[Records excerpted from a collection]
┄┄┄┄┄┄┄┄┄┄┄┄┄┄┄┄┄┄┄┄
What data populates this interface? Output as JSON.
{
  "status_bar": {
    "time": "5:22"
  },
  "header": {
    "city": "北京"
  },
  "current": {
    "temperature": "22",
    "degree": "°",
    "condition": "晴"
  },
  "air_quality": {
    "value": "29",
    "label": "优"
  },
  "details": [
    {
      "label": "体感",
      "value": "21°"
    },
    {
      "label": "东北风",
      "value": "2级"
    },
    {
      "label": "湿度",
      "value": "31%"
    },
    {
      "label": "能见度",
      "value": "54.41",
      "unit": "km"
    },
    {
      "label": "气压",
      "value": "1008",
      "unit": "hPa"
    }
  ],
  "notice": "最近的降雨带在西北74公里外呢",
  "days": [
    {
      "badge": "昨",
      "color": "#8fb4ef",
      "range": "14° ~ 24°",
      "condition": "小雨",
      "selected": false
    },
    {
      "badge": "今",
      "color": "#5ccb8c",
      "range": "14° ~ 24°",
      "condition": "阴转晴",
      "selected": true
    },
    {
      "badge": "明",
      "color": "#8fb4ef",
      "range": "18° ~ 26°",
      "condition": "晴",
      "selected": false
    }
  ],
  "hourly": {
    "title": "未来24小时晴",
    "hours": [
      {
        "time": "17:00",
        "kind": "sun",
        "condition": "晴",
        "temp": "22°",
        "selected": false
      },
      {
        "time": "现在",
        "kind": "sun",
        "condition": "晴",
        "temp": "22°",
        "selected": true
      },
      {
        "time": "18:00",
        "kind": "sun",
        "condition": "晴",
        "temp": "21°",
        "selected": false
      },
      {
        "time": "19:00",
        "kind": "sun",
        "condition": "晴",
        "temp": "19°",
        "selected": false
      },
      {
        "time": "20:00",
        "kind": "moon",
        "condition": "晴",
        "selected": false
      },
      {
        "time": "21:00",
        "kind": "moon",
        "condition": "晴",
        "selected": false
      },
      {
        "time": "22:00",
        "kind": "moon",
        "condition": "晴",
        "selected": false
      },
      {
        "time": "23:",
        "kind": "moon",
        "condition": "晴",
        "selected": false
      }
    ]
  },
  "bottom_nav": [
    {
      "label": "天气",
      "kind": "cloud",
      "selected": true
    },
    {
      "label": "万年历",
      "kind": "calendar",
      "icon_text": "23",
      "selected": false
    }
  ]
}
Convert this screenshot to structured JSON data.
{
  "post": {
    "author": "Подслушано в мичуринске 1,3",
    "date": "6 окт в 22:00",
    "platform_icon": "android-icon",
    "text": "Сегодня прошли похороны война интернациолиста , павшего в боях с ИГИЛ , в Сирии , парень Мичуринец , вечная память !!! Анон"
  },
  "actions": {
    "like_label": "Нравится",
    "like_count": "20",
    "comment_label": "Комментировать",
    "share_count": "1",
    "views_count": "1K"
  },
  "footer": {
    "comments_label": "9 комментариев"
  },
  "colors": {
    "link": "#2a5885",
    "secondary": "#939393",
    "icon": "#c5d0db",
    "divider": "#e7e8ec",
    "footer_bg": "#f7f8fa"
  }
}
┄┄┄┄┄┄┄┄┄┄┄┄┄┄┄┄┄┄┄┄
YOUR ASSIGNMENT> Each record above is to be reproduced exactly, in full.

ANSWER TO THE EXERCISE>
What data populates this interface? Output as JSON.
{
  "status_bar": {
    "time": "5:22"
  },
  "header": {
    "city": "北京"
  },
  "current": {
    "temperature": "22",
    "degree": "°",
    "condition": "晴"
  },
  "air_quality": {
    "value": "29",
    "label": "优"
  },
  "details": [
    {
      "label": "体感",
      "value": "21°"
    },
    {
      "label": "东北风",
      "value": "2级"
    },
    {
      "label": "湿度",
      "value": "31%"
    },
    {
      "label": "能见度",
      "value": "54.41",
      "unit": "km"
    },
    {
      "label": "气压",
      "value": "1008",
      "unit": "hPa"
    }
  ],
  "notice": "最近的降雨带在西北74公里外呢",
  "days": [
    {
      "badge": "昨",
      "color": "#8fb4ef",
      "range": "14° ~ 24°",
      "condition": "小雨",
      "selected": false
    },
    {
      "badge": "今",
      "color": "#5ccb8c",
      "range": "14° ~ 24°",
      "condition": "阴转晴",
      "selected": true
    },
    {
      "badge": "明",
      "color": "#8fb4ef",
      "range": "18° ~ 26°",
      "condition": "晴",
      "selected": false
    }
  ],
  "hourly": {
    "title": "未来24小时晴",
    "hours": [
      {
        "time": "17:00",
        "kind": "sun",
        "condition": "晴",
        "temp": "22°",
        "selected": false
      },
      {
        "time": "现在",
        "kind": "sun",
        "condition": "晴",
        "temp": "22°",
        "selected": true
      },
      {
        "time": "18:00",
        "kind": "sun",
        "condition": "晴",
        "temp": "21°",
        "selected": false
      },
      {
        "time": "19:00",
        "kind": "sun",
        "condition": "晴",
        "temp": "19°",
        "selected": false
      },
      {
        "time": "20:00",
        "kind": "moon",
        "condition": "晴",
        "selected": false
      },
      {
        "time": "21:00",
        "kind": "moon",
        "condition": "晴",
        "selected": false
      },
      {
        "time": "22:00",
        "kind": "moon",
        "condition": "晴",
        "selected": false
      },
      {
        "time": "23:",
        "kind": "moon",
        "condition": "晴",
        "selected": false
      }
    ]
  },
  "bottom_nav": [
    {
      "label": "天气",
      "kind": "cloud",
      "selected": true
    },
    {
      "label": "万年历",
      "kind": "calendar",
      "icon_text": "23",
      "selected": false
    }
  ]
}
Convert this screenshot to structured JSON data.
{
  "post": {
    "author": "Подслушано в мичуринске 1,3",
    "date": "6 окт в 22:00",
    "platform_icon": "android-icon",
    "text": "Сегодня прошли похороны война интернациолиста , павшего в боях с ИГИЛ , в Сирии , парень Мичуринец , вечная память !!! Анон"
  },
  "actions": {
    "like_label": "Нравится",
    "like_count": "20",
    "comment_label": "Комментировать",
    "share_count": "1",
    "views_count": "1K"
  },
  "footer": {
    "comments_label": "9 комментариев"
  },
  "colors": {
    "link": "#2a5885",
    "secondary": "#939393",
    "icon": "#c5d0db",
    "divider": "#e7e8ec",
    "footer_bg": "#f7f8fa"
  }
}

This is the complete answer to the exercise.